Resilience (Don't Take the Bait)

Nov 16 / Drs. Bryan & Julie Walsh
Choo Choo…the next train is pulling into the Health Bandwagon Station.

Resilience - All Aboard!

And suddenly, we have resilience coaches, resilience training, resilience curriculum, resilience apps, resilience planners, resilience self-help books, and resilience methods.
Before we all start adding “#resilient” to all our social media posts, can we just stop and think for a minute.
Is resilience really what we are after?

We don’t say this to be offensive. And we certainly understand where the idea started.

The word itself is quite catchy – r-e-s-i-l-i-e-n-c-e. It rolls off the tongue, right?

Eh, not so fast. Follow along as we break this down and at the end, let us know if you agree.
Resilience is usually defined as “bouncing back” after some kind of adversity. The root, resilio, means to leap or spring back, recoil, rebound, or shrink (back again). 
But when something bad happens, is that really what we want to do? Spring backward?

Think about the last time something bad happened to you –a financial hardship, a difficulty in a relationship, a sickness.

Now that you’ve made it to the other side, do you wish you could spring back to before it happened? Or are you glad you progressed forward through it? Did it make you stronger and smarter on the other side? Or, do you wish it never happened?
We polled many of our colleagues and clients for this answer, to make sure it wasn’t just us.
We asked them that very question.

In return, they unanimously answered that adversity made them stronger.

That yes, they got knocked down, and sometimes they got knocked down hard.

But, after it passed, they were better for it. They are now a new and improved version of themselves because they moved forward, not back.

Think about a broken bone. It heals stronger than it was before it was broken.

And then there’s this guy.

The Tardigrade. This is the most resilient creature on the planet. It does things like mummify itself to be resilient to environments that most animals can’t survive.

Is this the end goal? You do the resilient courses, hire the coaches, and hashtag resilient moments...for this? To be able to “survive” extremes?

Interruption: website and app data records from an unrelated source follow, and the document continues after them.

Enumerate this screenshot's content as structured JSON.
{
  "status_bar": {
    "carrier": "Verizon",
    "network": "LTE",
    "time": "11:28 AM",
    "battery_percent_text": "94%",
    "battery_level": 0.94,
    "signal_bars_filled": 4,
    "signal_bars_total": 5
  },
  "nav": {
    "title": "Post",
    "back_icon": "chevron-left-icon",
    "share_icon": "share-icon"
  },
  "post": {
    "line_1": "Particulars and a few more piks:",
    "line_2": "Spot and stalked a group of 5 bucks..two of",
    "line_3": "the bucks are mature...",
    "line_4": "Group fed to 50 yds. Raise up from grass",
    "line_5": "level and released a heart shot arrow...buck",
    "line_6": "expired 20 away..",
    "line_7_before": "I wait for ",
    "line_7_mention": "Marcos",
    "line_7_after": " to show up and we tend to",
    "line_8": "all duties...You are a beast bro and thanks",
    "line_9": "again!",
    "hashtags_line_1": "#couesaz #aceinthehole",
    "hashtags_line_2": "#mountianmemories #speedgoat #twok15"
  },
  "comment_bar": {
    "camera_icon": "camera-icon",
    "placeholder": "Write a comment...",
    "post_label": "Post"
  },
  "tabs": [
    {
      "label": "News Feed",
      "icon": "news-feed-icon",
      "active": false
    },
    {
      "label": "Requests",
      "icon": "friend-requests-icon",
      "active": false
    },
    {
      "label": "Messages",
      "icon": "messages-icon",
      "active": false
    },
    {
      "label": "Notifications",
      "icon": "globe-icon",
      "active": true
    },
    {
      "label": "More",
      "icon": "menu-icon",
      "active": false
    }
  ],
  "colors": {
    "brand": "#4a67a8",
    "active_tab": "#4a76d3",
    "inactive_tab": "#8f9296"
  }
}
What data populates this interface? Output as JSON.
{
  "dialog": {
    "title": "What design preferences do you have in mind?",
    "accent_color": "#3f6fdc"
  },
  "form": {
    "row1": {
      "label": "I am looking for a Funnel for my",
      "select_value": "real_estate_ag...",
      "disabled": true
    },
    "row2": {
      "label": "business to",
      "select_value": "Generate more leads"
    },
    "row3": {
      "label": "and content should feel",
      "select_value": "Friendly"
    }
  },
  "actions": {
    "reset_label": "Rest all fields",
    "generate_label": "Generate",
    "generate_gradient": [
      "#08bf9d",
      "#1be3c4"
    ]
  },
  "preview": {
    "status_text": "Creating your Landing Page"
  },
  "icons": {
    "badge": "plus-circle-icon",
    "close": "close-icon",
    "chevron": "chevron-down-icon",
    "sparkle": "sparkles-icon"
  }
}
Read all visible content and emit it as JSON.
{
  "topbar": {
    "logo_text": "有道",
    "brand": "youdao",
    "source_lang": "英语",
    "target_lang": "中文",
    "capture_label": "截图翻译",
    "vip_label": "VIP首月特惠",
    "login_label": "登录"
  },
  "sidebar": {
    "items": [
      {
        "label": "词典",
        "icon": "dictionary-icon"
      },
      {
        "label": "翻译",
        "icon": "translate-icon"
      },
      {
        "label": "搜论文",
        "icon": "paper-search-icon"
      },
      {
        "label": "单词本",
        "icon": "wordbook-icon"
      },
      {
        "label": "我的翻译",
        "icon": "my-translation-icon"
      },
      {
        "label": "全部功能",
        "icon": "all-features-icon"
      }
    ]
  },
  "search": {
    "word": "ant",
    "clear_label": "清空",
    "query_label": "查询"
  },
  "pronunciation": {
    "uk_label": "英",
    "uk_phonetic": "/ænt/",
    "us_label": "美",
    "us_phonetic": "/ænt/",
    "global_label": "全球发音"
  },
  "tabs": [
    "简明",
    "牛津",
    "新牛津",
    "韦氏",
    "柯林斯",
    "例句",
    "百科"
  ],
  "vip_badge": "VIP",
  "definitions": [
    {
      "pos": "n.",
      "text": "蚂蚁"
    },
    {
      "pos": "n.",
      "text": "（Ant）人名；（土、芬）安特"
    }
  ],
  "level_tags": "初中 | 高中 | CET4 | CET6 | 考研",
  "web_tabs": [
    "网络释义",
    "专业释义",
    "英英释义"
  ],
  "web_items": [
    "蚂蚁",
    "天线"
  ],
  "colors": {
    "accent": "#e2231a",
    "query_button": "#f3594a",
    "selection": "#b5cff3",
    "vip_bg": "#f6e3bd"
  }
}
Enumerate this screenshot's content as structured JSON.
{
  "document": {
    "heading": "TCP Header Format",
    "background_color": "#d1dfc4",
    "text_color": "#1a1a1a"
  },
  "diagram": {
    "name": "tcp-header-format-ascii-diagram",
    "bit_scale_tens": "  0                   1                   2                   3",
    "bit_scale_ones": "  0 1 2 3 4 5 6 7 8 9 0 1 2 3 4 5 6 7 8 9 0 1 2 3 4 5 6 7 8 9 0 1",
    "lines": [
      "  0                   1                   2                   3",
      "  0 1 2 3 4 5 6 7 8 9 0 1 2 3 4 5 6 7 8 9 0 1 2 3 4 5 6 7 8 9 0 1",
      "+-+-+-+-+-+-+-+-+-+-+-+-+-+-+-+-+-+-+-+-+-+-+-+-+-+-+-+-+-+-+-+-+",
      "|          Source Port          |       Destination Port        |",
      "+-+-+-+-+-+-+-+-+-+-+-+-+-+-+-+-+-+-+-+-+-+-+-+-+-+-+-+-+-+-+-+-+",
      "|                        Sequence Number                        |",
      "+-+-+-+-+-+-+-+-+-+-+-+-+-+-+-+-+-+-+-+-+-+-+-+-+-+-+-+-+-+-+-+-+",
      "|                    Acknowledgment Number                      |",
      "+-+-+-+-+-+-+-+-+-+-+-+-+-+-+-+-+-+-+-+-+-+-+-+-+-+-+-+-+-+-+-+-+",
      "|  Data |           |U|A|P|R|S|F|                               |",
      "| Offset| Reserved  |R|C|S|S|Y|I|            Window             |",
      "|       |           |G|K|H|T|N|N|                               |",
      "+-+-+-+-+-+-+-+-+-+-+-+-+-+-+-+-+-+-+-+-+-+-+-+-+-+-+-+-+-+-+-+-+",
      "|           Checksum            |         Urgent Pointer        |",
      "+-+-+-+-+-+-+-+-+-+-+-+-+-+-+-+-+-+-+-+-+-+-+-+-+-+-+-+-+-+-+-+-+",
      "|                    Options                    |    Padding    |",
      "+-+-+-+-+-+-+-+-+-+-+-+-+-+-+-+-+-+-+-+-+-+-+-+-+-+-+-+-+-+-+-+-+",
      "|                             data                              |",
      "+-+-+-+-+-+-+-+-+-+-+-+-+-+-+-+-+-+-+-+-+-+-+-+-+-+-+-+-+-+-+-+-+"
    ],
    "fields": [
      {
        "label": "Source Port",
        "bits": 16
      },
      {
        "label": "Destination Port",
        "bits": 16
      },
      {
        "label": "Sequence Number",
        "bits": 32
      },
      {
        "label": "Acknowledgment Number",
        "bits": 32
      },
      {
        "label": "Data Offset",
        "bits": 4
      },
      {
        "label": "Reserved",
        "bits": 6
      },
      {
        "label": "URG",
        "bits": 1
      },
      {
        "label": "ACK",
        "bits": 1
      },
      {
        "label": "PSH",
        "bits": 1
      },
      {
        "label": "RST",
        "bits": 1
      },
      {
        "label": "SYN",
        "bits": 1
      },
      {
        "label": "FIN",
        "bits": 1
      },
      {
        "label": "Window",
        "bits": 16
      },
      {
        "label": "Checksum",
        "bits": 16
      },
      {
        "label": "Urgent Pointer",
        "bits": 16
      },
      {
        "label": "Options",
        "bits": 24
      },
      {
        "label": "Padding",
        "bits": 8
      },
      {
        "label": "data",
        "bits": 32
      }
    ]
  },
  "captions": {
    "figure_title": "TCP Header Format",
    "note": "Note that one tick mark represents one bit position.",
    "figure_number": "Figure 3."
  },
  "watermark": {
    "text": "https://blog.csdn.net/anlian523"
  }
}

Do we want to be like the tardigrade?

Or do we want to be human? 

Speaking of humans, we each have a unique perspective on what we define as an adverse experience.

For example, this study compared Americans and Japanese populations who experienced a negative event. In this, the Americans had flatter diurnal cortisol and higher inflammatory markers than their Japanese counterparts.

What does this mean? Are Japanese less stressed than Americans? More resilient? Or do they have a different perspective on adversity?

So, right there, this esoteric goal of achieving resilience is another health movement that sounds better than the objective measure and therefore ultimate achievement will ever come to be.

Do we really need something else to feel like we’re not enough in? Do we need something new to chase after? Or blame our life’s problems?

We’d argue no.

That’s not what we need at all.

We need to get down to the bottom of why people feel the way they feel in a way that is measurable, achievable, and realistic.

As humans we are hard-wired to experience this life, in all of it is ups and downs. We are hard-wired to love one another, care about things bigger than just ourselves, and do our part while we’re here to make this place a little better than we found it.

To summarize here’s five reasons why resilience is (once again) not the answer.


Purpose Trumps Resilience – There are mounds of compelling scientific evidence (we cover this in the last module of Level III) on the importance of purpose for health. If you want to improve your health, focus on your purpose


Bouncing Back Is NOT Beneficial – The tide of life drives us to grow, evolve, and move forward. Doing the opposite, bouncing back to the way things used to be, is unnatural.


Hurt is Inevitable – No matter how many “resilience enhancing” gadgets, programs, or potions we take to avoid pain, it’s part of life. It’s futile to spend our money and time trying to run from it. What if we switched the focus to growing, learning, and evolving as much as we can through life's inevitable trials. 


Resilience ≠ Happiness - Certain studies are suggesting a correlation between resilience and happiness, suggesting that the more resilient we are, the happier we are. We’d argue that it’s the opposite. The happier we are, the more resilient we are.


Strength Over "Springy" When we think of resilience and all of its promises of "bouncing back", we picture those toy clowns that when you punch them, they fall, and bounce back into place for another punch. Like the aforementioned tardigrade, is that really what we want to be like? Instead, what if we worked on things like:
  • Fortitude – having courage during pain or adversity
  • Tenacity - being able to grip something firmly
  • Transformation - a thorough or dramatic change